» Your instructions
In the records below, some lines contain the word "accent". Copy each of them.

» Study material
-*-*-

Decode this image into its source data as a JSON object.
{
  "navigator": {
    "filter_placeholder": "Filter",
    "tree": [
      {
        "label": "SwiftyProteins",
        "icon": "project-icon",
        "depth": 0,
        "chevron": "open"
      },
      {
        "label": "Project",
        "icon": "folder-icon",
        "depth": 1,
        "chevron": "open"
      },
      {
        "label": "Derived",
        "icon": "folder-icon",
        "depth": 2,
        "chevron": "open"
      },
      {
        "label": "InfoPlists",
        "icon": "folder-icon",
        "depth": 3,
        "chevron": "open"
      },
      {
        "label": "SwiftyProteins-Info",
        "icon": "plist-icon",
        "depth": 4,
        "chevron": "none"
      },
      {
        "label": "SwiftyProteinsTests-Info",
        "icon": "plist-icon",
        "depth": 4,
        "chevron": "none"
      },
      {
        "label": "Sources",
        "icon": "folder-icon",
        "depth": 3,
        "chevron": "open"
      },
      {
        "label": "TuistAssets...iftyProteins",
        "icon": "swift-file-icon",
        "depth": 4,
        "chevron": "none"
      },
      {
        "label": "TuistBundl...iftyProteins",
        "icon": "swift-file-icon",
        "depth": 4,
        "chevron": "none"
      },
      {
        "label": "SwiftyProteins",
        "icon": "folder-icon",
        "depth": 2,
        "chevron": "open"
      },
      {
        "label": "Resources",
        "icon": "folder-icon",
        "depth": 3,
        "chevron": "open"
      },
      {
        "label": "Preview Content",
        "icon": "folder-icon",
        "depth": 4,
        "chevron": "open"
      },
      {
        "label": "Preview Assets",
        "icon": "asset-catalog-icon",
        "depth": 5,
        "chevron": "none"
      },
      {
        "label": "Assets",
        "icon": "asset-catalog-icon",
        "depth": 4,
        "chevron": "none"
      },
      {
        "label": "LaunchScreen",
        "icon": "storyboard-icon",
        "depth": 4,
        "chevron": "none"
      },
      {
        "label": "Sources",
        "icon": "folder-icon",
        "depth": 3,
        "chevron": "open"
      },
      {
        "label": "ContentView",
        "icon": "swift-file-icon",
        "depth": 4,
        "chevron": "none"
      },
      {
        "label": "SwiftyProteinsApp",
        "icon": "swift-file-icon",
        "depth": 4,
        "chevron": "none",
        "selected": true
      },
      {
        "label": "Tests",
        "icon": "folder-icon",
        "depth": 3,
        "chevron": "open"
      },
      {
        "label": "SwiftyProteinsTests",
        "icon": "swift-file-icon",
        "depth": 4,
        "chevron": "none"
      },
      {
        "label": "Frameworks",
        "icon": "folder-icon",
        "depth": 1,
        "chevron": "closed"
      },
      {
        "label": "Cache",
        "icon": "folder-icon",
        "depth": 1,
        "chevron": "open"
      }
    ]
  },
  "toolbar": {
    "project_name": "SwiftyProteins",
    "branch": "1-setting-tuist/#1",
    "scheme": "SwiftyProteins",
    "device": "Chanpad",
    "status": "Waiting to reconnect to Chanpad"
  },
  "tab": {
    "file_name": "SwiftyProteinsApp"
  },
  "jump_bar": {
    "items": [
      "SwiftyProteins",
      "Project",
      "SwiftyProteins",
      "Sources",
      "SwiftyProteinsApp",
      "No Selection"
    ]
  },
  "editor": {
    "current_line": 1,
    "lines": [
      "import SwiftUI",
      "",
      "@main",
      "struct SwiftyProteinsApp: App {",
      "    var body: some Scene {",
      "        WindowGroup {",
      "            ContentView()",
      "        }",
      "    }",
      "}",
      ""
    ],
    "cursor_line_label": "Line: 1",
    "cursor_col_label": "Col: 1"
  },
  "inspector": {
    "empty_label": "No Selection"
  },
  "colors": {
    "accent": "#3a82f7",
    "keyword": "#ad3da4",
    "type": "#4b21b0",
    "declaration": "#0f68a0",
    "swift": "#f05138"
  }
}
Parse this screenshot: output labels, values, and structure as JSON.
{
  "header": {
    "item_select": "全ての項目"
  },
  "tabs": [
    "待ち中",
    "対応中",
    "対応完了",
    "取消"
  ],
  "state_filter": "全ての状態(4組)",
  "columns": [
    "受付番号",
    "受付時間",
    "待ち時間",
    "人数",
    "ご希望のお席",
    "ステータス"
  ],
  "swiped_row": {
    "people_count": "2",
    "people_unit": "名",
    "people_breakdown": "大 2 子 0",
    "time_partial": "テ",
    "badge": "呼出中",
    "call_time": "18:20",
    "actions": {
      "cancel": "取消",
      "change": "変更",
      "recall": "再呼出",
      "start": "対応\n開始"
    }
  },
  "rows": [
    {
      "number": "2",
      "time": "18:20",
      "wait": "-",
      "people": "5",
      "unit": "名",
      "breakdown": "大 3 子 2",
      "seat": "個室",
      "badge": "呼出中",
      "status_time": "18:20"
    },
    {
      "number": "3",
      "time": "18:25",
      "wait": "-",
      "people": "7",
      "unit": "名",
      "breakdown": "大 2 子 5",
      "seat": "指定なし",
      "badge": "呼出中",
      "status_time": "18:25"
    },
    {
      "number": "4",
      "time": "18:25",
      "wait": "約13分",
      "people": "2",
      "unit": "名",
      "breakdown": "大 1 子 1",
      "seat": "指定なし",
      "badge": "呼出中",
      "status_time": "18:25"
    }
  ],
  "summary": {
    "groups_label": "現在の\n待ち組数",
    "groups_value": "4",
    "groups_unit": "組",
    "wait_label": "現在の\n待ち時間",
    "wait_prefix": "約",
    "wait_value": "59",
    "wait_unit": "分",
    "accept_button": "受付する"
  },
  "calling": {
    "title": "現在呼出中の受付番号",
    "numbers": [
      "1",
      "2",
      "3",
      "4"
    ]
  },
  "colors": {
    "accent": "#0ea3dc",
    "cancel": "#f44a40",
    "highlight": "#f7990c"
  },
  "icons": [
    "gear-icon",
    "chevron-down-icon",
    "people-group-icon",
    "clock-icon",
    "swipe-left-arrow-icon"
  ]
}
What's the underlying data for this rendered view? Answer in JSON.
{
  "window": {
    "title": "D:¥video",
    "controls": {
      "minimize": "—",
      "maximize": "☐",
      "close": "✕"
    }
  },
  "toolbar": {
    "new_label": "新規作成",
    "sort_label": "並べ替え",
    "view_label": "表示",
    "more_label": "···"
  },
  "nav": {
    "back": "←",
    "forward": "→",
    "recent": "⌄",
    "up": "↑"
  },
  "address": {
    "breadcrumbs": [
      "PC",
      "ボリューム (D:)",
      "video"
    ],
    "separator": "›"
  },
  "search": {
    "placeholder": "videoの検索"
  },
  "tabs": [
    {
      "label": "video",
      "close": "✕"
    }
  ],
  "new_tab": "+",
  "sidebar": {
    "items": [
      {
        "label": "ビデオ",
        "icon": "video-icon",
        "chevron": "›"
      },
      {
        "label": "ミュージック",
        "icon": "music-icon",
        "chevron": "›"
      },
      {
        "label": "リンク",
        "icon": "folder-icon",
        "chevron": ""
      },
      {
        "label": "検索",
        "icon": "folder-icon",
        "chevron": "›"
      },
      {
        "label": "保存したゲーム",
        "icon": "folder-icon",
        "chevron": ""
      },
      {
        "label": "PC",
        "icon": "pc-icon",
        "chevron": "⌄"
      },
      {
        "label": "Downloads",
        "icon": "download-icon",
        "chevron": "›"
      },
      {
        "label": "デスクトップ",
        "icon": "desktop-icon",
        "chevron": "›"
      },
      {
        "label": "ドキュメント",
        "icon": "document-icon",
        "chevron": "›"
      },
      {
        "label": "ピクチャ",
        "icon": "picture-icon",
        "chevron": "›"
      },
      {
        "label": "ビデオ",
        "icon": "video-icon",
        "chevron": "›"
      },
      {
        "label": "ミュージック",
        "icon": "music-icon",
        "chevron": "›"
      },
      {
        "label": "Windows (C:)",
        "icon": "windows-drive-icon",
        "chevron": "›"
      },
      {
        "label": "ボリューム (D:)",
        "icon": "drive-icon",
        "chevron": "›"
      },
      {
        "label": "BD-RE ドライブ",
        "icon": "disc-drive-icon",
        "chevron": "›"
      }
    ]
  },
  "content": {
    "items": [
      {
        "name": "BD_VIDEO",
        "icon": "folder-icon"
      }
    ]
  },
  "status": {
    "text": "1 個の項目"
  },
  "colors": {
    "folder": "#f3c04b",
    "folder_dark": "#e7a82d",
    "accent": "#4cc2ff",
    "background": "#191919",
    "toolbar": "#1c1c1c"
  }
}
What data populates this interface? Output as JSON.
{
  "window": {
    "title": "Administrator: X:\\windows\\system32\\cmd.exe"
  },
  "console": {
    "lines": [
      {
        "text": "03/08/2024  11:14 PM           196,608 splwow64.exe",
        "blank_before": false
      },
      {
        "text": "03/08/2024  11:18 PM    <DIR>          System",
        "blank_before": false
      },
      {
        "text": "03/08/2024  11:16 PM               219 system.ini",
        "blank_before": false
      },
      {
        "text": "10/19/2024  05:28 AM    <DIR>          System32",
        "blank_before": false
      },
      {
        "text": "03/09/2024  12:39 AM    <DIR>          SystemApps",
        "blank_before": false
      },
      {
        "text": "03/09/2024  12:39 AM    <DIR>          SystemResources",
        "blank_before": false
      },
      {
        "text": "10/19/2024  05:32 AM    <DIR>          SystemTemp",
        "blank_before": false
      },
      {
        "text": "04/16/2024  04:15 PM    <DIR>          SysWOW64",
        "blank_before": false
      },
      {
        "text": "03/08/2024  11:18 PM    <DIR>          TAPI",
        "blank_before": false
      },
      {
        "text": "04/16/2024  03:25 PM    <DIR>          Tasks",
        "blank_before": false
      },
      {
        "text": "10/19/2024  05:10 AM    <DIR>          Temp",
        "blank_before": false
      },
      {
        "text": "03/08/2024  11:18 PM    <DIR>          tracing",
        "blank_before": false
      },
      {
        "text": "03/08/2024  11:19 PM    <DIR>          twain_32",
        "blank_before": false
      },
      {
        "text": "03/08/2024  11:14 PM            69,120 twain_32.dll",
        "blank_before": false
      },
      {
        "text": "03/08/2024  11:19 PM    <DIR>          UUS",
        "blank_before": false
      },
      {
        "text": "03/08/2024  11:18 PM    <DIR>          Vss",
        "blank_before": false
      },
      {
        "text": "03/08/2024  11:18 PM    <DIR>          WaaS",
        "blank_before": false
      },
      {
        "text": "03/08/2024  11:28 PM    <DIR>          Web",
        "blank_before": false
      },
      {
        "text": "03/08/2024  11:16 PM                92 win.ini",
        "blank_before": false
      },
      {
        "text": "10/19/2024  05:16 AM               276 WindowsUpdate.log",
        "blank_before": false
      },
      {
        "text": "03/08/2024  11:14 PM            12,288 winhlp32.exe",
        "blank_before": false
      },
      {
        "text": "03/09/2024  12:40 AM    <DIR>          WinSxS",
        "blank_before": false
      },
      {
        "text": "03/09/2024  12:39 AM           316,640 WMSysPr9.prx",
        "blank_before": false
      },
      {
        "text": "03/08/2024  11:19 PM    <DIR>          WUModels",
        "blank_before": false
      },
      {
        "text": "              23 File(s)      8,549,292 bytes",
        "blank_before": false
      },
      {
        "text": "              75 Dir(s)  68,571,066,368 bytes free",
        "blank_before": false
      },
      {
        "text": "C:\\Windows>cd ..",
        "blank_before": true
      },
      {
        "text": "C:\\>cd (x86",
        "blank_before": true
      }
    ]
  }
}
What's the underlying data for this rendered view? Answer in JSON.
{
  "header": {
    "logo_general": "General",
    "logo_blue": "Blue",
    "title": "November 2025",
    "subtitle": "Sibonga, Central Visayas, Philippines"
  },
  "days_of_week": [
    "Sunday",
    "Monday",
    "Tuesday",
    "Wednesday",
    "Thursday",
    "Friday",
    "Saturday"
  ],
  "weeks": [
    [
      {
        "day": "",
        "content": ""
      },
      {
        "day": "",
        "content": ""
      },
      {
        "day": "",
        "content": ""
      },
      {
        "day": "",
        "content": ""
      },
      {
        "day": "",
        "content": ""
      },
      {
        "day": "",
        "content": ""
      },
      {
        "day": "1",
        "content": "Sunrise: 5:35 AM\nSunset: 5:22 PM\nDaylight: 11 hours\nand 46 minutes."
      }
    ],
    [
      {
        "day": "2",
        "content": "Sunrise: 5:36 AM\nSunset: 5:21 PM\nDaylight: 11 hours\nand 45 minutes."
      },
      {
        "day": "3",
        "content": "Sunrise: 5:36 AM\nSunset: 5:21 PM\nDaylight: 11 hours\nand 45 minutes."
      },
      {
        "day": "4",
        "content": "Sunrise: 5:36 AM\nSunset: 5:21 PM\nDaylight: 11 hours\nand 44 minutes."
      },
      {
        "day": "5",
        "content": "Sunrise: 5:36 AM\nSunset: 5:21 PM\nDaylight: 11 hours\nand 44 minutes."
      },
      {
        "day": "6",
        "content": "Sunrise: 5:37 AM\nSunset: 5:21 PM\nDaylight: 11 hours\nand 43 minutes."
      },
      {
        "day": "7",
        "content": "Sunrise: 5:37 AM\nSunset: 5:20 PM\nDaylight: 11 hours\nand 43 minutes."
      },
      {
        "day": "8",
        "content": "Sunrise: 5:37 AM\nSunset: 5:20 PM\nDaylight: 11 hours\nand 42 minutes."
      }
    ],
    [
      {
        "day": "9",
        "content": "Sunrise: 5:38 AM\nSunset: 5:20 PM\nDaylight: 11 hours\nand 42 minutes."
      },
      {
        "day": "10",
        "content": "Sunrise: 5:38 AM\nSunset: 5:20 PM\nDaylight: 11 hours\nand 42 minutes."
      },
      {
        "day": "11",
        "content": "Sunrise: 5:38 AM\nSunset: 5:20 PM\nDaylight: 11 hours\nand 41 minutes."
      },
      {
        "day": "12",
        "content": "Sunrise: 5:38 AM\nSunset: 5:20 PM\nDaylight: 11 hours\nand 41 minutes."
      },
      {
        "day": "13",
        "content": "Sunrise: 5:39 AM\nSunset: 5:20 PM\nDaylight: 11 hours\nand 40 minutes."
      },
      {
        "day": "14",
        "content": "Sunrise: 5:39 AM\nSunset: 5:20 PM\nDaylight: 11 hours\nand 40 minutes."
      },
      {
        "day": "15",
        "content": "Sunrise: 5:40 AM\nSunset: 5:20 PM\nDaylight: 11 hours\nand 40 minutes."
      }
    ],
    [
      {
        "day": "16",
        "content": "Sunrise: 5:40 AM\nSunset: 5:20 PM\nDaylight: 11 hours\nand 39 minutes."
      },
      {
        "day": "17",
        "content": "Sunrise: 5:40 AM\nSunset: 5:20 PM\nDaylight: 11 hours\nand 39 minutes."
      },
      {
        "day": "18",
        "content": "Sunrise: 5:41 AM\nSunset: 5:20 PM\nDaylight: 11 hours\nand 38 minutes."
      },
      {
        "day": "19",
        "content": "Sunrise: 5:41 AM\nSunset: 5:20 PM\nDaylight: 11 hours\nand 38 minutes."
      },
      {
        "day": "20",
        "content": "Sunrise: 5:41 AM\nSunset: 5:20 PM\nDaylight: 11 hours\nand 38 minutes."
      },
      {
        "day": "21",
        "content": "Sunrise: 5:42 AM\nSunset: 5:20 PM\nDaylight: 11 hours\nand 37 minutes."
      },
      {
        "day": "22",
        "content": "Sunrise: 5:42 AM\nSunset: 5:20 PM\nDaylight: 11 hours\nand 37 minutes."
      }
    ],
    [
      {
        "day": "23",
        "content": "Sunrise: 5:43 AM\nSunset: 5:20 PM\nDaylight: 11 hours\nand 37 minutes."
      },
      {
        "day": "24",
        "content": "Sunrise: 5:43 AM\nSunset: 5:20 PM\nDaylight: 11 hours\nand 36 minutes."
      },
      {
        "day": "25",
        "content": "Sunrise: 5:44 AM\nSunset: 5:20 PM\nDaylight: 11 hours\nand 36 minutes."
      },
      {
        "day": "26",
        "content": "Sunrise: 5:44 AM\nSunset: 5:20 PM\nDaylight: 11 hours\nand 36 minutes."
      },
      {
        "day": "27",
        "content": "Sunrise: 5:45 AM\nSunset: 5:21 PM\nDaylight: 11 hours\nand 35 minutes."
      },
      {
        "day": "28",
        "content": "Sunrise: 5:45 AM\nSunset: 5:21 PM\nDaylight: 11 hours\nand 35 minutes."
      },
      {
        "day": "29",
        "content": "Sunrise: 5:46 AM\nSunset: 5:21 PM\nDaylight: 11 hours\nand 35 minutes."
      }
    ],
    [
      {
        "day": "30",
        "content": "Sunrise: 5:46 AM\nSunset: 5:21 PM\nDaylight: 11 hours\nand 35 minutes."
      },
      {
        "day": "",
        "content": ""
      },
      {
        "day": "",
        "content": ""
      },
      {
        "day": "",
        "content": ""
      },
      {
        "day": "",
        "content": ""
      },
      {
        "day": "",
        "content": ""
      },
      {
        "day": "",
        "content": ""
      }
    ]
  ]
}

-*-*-

» Task answer
    "accent": "#3a82f7",
    "accent": "#0ea3dc",
    "accent": "#4cc2ff",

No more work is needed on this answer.